▶ _Provided entries_:
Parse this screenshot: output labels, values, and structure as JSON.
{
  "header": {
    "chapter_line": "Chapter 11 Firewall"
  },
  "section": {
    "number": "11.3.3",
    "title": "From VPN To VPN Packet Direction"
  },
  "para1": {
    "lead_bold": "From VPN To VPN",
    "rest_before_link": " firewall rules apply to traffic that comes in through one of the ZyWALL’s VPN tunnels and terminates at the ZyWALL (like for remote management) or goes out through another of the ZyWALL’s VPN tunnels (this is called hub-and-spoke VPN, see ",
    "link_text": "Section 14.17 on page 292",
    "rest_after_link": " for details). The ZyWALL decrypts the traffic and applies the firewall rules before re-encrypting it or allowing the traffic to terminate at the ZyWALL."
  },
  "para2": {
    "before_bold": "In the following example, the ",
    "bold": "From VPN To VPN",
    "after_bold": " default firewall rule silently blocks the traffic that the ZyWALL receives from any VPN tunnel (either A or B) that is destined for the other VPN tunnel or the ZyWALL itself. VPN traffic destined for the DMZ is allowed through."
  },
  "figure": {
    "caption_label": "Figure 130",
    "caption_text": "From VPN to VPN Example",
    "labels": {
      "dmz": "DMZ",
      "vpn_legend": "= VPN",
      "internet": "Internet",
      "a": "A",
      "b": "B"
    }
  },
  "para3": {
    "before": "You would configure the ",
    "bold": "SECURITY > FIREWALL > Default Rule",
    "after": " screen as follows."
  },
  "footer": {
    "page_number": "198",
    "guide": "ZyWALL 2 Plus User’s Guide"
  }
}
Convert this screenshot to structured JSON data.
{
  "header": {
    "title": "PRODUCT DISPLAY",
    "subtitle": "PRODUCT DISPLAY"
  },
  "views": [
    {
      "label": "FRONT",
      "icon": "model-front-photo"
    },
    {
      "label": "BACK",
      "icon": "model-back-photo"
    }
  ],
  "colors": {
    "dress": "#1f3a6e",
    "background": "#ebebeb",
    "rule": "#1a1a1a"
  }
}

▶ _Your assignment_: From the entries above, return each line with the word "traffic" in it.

▶ _Solution to this problem_:
    "rest_before_link": " firewall rules apply to traffic that comes in through one of the ZyWALL’s VPN tunnels and terminates at the ZyWALL (like for remote management) or goes out through another of the ZyWALL’s VPN tunnels (this is called hub-and-spoke VPN, see ",
    "rest_after_link": " for details). The ZyWALL decrypts the traffic and applies the firewall rules before re-encrypting it or allowing the traffic to terminate at the ZyWALL."
    "after_bold": " default firewall rule silently blocks the traffic that the ZyWALL receives from any VPN tunnel (either A or B) that is destined for the other VPN tunnel or the ZyWALL itself. VPN traffic destined for the DMZ is allowed through."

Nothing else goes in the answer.